Beyond smartphones, Xiaomi is also a leading IoT player and under the agreement, the companies are poised to explore opportunities for further cooperation in areas such as Internet of Things (IoT), augmented and virtual reality and Artificial Intelligence (AI).
The deal could be an important breakthrough for Xiaomi, which has struggled to build on an initial phase of explosive growth in its home market that once made it the world's most valuable startup. Having briefly been the biggest-selling smartphone brand in China, it slumped to fifth place in 2016 according to figures from IDC and conspicuously failed to publish its own annual sales figures.
Outside China, Xiaomi's expansion has been restricted by its relative paucity of intellectual property. Its expansion into India stalled temporarily in 2014 after being challenged in the country's patent courts by Sweden's Ericsson.

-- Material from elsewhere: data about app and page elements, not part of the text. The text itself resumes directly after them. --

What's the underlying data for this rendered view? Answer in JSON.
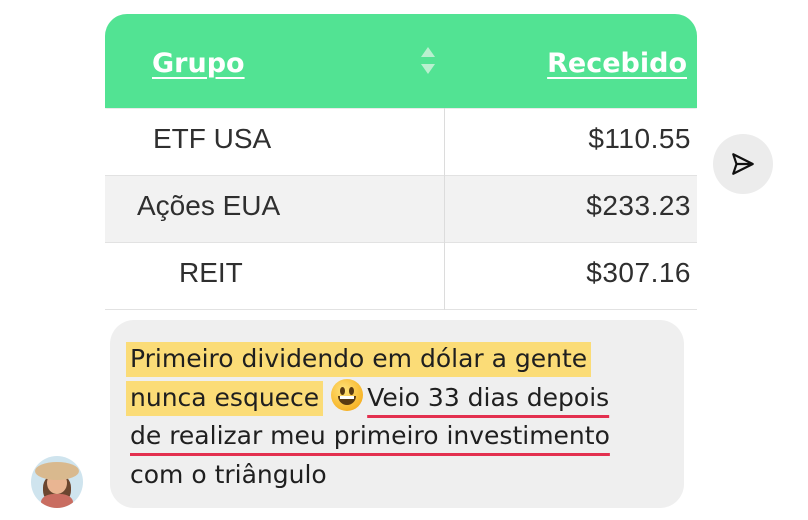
{
  "table": {
    "headers": {
      "grupo": "Grupo",
      "recebido": "Recebido"
    },
    "rows": [
      {
        "grupo": "ETF USA",
        "recebido": "$110.55"
      },
      {
        "grupo": "Ações EUA",
        "recebido": "$233.23"
      },
      {
        "grupo": "REIT",
        "recebido": "$307.16"
      }
    ],
    "header_color": "#52e393"
  },
  "share_button": {
    "icon": "paper-plane-icon"
  },
  "message": {
    "line1_highlight": "Primeiro dividendo em dólar a gente",
    "line2_highlight": "nunca esquece",
    "emoji": "grinning-face-emoji",
    "line2_underlined": "Veio 33 dias depois",
    "line3_underlined": "de realizar meu primeiro investimento",
    "line4": "com o triângulo",
    "highlight_color": "#fbdc77",
    "underline_color": "#e3304f"
  },
  "avatar": {
    "icon": "user-avatar"
  }
}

Nokia's patents could help its suite of connected and mobile devices overcome that problem.
According to a joint statement, the two companies will license standard essential patents (those that make it possible for new products to conform to existing industry standards) to each other.

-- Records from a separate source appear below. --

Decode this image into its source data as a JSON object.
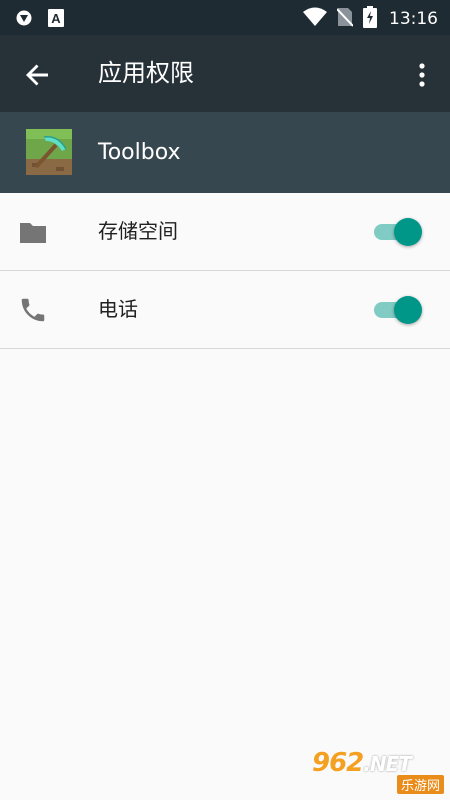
{
  "status_bar": {
    "time": "13:16",
    "left_icons": [
      "vpn-shield-icon",
      "font-a-icon"
    ],
    "right_icons": [
      "wifi-icon",
      "no-sim-icon",
      "battery-charging-icon"
    ]
  },
  "toolbar": {
    "title": "应用权限",
    "back_icon": "arrow-back-icon",
    "more_icon": "more-vert-icon"
  },
  "app": {
    "name": "Toolbox",
    "icon": "pickaxe-icon"
  },
  "permissions": [
    {
      "label": "存储空间",
      "icon": "folder-icon",
      "enabled": true
    },
    {
      "label": "电话",
      "icon": "phone-icon",
      "enabled": true
    }
  ],
  "watermark": {
    "main": "962",
    "suffix": ".NET",
    "sub": "乐游网"
  },
  "colors": {
    "status_bar": "#1f2b32",
    "toolbar": "#263238",
    "app_header": "#37474f",
    "switch_thumb": "#009688",
    "switch_track": "#80cbc4",
    "background": "#fafafa"
  }
}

"Xiaomi is committed to building sustainable, long-term partnerships with global technology leaders," Xiaomi's chairman and CEO Lei Jun said in the statement. "Our collaboration with Nokia will enable us to tap on its leadership in building large, high-performance networks and formidable strength in software and services."
Nokia CEO Rajeev Suri said he was "delighted" to have sealed the agreement with "one of the world's leading smartphone manufacturers."